*Exercise details:* Line by line, output the material without altering anything.
□ □ □ □
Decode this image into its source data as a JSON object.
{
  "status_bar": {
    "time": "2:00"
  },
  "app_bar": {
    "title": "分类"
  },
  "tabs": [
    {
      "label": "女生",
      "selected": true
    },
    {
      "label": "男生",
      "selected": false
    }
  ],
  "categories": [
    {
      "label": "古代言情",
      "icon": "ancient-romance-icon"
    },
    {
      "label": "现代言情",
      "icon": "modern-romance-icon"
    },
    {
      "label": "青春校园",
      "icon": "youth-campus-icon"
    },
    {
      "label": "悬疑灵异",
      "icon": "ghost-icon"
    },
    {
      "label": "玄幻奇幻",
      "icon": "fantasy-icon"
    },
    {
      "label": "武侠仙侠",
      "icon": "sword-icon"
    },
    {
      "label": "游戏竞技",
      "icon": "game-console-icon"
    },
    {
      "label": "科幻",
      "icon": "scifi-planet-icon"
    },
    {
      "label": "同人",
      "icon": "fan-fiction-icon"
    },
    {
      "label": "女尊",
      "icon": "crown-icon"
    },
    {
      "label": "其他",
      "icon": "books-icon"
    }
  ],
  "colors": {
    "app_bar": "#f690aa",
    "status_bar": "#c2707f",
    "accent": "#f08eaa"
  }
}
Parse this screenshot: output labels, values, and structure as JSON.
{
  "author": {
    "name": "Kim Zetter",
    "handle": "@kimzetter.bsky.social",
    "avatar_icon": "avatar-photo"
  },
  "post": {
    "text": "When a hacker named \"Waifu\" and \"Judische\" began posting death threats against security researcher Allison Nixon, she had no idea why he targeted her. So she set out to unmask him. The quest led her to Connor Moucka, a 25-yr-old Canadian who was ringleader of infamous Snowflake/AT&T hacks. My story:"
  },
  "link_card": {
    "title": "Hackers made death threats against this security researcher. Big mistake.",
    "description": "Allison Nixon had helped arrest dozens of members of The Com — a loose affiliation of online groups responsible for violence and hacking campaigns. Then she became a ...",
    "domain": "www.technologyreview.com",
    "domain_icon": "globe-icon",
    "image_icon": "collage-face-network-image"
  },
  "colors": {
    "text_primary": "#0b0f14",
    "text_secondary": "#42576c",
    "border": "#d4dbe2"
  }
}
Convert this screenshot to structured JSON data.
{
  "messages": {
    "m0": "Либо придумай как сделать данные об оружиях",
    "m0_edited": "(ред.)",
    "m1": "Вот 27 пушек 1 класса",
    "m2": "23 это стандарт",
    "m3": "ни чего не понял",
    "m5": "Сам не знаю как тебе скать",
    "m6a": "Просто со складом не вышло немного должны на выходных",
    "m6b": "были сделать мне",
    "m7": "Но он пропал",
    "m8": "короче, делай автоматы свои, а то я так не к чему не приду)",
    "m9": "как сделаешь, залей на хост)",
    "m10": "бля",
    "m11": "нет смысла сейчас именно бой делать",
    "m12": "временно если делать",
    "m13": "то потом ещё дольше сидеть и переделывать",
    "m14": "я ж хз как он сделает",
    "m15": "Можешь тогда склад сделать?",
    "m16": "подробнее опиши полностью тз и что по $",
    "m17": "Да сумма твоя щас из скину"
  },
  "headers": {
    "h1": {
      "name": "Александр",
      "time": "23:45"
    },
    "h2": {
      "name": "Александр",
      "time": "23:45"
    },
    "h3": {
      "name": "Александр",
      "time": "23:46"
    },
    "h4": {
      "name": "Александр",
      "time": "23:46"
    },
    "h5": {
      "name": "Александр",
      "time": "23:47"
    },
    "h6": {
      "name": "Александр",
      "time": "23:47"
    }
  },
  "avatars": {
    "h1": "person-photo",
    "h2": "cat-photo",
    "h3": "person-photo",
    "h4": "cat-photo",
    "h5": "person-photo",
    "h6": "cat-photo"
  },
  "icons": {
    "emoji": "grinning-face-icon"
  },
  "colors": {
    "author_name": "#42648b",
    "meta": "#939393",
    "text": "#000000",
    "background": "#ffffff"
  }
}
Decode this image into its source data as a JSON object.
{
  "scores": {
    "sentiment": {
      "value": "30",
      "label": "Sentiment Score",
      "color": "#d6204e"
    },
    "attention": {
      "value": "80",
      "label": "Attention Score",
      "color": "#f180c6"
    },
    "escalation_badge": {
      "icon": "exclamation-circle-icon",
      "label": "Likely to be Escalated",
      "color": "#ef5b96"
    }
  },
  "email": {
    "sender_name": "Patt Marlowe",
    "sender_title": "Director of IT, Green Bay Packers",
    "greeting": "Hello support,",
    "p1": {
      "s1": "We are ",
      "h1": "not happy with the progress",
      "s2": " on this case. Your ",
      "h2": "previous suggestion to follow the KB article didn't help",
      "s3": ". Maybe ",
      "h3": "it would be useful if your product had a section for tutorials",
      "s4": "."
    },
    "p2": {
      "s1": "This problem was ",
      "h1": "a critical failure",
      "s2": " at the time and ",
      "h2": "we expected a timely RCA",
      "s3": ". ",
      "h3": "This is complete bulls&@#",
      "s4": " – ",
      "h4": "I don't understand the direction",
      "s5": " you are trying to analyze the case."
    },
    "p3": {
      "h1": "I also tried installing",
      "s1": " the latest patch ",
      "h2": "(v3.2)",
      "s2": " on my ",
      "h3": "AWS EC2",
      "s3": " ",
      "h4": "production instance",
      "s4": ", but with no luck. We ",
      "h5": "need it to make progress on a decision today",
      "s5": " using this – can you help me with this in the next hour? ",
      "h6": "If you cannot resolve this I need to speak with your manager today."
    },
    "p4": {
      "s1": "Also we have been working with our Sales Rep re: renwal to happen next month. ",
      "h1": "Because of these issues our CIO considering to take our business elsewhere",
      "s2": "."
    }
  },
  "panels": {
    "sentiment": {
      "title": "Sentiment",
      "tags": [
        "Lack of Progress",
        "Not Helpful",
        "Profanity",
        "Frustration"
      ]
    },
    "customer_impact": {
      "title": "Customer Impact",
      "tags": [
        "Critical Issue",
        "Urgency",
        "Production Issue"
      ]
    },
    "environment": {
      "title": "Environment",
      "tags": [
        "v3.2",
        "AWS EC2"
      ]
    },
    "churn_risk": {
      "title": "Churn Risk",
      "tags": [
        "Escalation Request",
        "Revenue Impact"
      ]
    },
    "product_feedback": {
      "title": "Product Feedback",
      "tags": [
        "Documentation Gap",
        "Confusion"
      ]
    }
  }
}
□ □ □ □
*Result:*
Decode this image into its source data as a JSON object.
{
  "status_bar": {
    "time": "2:00"
  },
  "app_bar": {
    "title": "分类"
  },
  "tabs": [
    {
      "label": "女生",
      "selected": true
    },
    {
      "label": "男生",
      "selected": false
    }
  ],
  "categories": [
    {
      "label": "古代言情",
      "icon": "ancient-romance-icon"
    },
    {
      "label": "现代言情",
      "icon": "modern-romance-icon"
    },
    {
      "label": "青春校园",
      "icon": "youth-campus-icon"
    },
    {
      "label": "悬疑灵异",
      "icon": "ghost-icon"
    },
    {
      "label": "玄幻奇幻",
      "icon": "fantasy-icon"
    },
    {
      "label": "武侠仙侠",
      "icon": "sword-icon"
    },
    {
      "label": "游戏竞技",
      "icon": "game-console-icon"
    },
    {
      "label": "科幻",
      "icon": "scifi-planet-icon"
    },
    {
      "label": "同人",
      "icon": "fan-fiction-icon"
    },
    {
      "label": "女尊",
      "icon": "crown-icon"
    },
    {
      "label": "其他",
      "icon": "books-icon"
    }
  ],
  "colors": {
    "app_bar": "#f690aa",
    "status_bar": "#c2707f",
    "accent": "#f08eaa"
  }
}
Parse this screenshot: output labels, values, and structure as JSON.
{
  "author": {
    "name": "Kim Zetter",
    "handle": "@kimzetter.bsky.social",
    "avatar_icon": "avatar-photo"
  },
  "post": {
    "text": "When a hacker named \"Waifu\" and \"Judische\" began posting death threats against security researcher Allison Nixon, she had no idea why he targeted her. So she set out to unmask him. The quest led her to Connor Moucka, a 25-yr-old Canadian who was ringleader of infamous Snowflake/AT&T hacks. My story:"
  },
  "link_card": {
    "title": "Hackers made death threats against this security researcher. Big mistake.",
    "description": "Allison Nixon had helped arrest dozens of members of The Com — a loose affiliation of online groups responsible for violence and hacking campaigns. Then she became a ...",
    "domain": "www.technologyreview.com",
    "domain_icon": "globe-icon",
    "image_icon": "collage-face-network-image"
  },
  "colors": {
    "text_primary": "#0b0f14",
    "text_secondary": "#42576c",
    "border": "#d4dbe2"
  }
}
Convert this screenshot to structured JSON data.
{
  "messages": {
    "m0": "Либо придумай как сделать данные об оружиях",
    "m0_edited": "(ред.)",
    "m1": "Вот 27 пушек 1 класса",
    "m2": "23 это стандарт",
    "m3": "ни чего не понял",
    "m5": "Сам не знаю как тебе скать",
    "m6a": "Просто со складом не вышло немного должны на выходных",
    "m6b": "были сделать мне",
    "m7": "Но он пропал",
    "m8": "короче, делай автоматы свои, а то я так не к чему не приду)",
    "m9": "как сделаешь, залей на хост)",
    "m10": "бля",
    "m11": "нет смысла сейчас именно бой делать",
    "m12": "временно если делать",
    "m13": "то потом ещё дольше сидеть и переделывать",
    "m14": "я ж хз как он сделает",
    "m15": "Можешь тогда склад сделать?",
    "m16": "подробнее опиши полностью тз и что по $",
    "m17": "Да сумма твоя щас из скину"
  },
  "headers": {
    "h1": {
      "name": "Александр",
      "time": "23:45"
    },
    "h2": {
      "name": "Александр",
      "time": "23:45"
    },
    "h3": {
      "name": "Александр",
      "time": "23:46"
    },
    "h4": {
      "name": "Александр",
      "time": "23:46"
    },
    "h5": {
      "name": "Александр",
      "time": "23:47"
    },
    "h6": {
      "name": "Александр",
      "time": "23:47"
    }
  },
  "avatars": {
    "h1": "person-photo",
    "h2": "cat-photo",
    "h3": "person-photo",
    "h4": "cat-photo",
    "h5": "person-photo",
    "h6": "cat-photo"
  },
  "icons": {
    "emoji": "grinning-face-icon"
  },
  "colors": {
    "author_name": "#42648b",
    "meta": "#939393",
    "text": "#000000",
    "background": "#ffffff"
  }
}
Decode this image into its source data as a JSON object.
{
  "scores": {
    "sentiment": {
      "value": "30",
      "label": "Sentiment Score",
      "color": "#d6204e"
    },
    "attention": {
      "value": "80",
      "label": "Attention Score",
      "color": "#f180c6"
    },
    "escalation_badge": {
      "icon": "exclamation-circle-icon",
      "label": "Likely to be Escalated",
      "color": "#ef5b96"
    }
  },
  "email": {
    "sender_name": "Patt Marlowe",
    "sender_title": "Director of IT, Green Bay Packers",
    "greeting": "Hello support,",
    "p1": {
      "s1": "We are ",
      "h1": "not happy with the progress",
      "s2": " on this case. Your ",
      "h2": "previous suggestion to follow the KB article didn't help",
      "s3": ". Maybe ",
      "h3": "it would be useful if your product had a section for tutorials",
      "s4": "."
    },
    "p2": {
      "s1": "This problem was ",
      "h1": "a critical failure",
      "s2": " at the time and ",
      "h2": "we expected a timely RCA",
      "s3": ". ",
      "h3": "This is complete bulls&@#",
      "s4": " – ",
      "h4": "I don't understand the direction",
      "s5": " you are trying to analyze the case."
    },
    "p3": {
      "h1": "I also tried installing",
      "s1": " the latest patch ",
      "h2": "(v3.2)",
      "s2": " on my ",
      "h3": "AWS EC2",
      "s3": " ",
      "h4": "production instance",
      "s4": ", but with no luck. We ",
      "h5": "need it to make progress on a decision today",
      "s5": " using this – can you help me with this in the next hour? ",
      "h6": "If you cannot resolve this I need to speak with your manager today."
    },
    "p4": {
      "s1": "Also we have been working with our Sales Rep re: renwal to happen next month. ",
      "h1": "Because of these issues our CIO considering to take our business elsewhere",
      "s2": "."
    }
  },
  "panels": {
    "sentiment": {
      "title": "Sentiment",
      "tags": [
        "Lack of Progress",
        "Not Helpful",
        "Profanity",
        "Frustration"
      ]
    },
    "customer_impact": {
      "title": "Customer Impact",
      "tags": [
        "Critical Issue",
        "Urgency",
        "Production Issue"
      ]
    },
    "environment": {
      "title": "Environment",
      "tags": [
        "v3.2",
        "AWS EC2"
      ]
    },
    "churn_risk": {
      "title": "Churn Risk",
      "tags": [
        "Escalation Request",
        "Revenue Impact"
      ]
    },
    "product_feedback": {
      "title": "Product Feedback",
      "tags": [
        "Documentation Gap",
        "Confusion"
      ]
    }
  }
}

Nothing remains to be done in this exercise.